Association of Valuers, Property Managers, Estate Agents and Property Consultants vice-president A. Subramaniam attributes it to a significant drop in property prices from last year.

On the other hand, real estate agent Gan Boon How is convinced that the WFH arrangement is the main factor driving the migration from urban centres to semi-urban localities and small towns.

Subramaniam agreed that smaller towns like Rawang and Semenyih are slowly becoming the go-to places to live in, given that the prices are much lower and also negotiable.

“Granted, prices have also dropped in cities. For instance, properties in Kuala Lumpur now cost 20% to 30% lower than they did last year. It’s no longer a seller’s market. It’s a buyer’s market,” he told theSun.

He conceded that the benefits of the WFH culture are obvious. It facilitates flexible work hours, and people get to spend more time at home with loved ones.

However, according to Subramaniam, it is still too early to say if the WFH arrangement has set a trend for urban to semi-urban migration. “Perhaps it will become clearer next year.”

He said what is clear is that homes have become more affordable. “It’s obviously more difficult to sell a property when the economy has slowed down. Not many people are doing well, what with so many losing jobs or having their salaries reduced.”

Affordability is still key, and the availability of freehold land and more spacious homes are some of the reasons people are buying new homes in the outskirts.”

Subramaniam said in future, the home office will become a sought after extra in every house. “People are already looking to upgrade their homes to serve as both living and work areas.

“This also means that a bigger home is necessary. Given that a larger house or apartment is more affordable out of town than in
urban centres, many have opted to move.”

In contrast, Gan said the trend of house buyers seeking property in the outskirts has been picking up, especially in Selangor, and he attributed it largely due to the flexibility afforded by the WFH trend.

“With remote work likely here to stay, expect housing to adjust accordingly as working remotely may mean that people no longer need to live in cities to work at their offices.”

His view has some basis.
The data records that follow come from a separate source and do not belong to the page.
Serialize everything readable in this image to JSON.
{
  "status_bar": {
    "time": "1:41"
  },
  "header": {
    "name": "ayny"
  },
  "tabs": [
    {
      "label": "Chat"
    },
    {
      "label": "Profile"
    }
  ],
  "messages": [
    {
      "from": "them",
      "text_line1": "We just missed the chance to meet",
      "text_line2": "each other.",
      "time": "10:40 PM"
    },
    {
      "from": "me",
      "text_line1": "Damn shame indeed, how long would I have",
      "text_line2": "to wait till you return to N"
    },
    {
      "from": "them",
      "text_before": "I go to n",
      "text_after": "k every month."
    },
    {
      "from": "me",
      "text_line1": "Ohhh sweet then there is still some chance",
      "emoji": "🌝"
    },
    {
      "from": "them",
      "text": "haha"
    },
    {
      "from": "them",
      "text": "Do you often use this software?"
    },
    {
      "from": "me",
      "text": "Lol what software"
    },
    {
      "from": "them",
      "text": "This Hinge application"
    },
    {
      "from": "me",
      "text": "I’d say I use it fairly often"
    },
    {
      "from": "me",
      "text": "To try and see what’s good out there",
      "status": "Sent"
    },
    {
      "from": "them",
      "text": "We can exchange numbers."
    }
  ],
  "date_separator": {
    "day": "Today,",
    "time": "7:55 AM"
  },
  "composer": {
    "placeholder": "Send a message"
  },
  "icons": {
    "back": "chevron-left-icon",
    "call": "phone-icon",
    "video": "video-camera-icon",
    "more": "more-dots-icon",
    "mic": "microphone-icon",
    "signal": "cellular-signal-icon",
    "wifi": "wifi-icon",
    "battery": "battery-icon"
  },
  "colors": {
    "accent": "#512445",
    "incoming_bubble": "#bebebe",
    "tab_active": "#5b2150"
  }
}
According to data released by PropertyGuru DataSense, home buyers now favour larger or more spacious units, but in the RM300,000 to RM500,000 price range.

DataSense is the data analytics and solutions arm of PropertyGuru. The latest data was based on property transactions in the first quarter
this year.

Its managing director Joe Hock Thor said the desire for larger, more spacious property has resulted in a shift towards terrace houses as well as properties in the fringes of city centres, driving up transactions in smaller townships in the first three months of this year.

He said the trend is likely to continue until the end of this year.

The report is based on local residential property market transactions.

It states that the total number of transactions in the first quarter of this year rose 44.7% compared with the same period last year.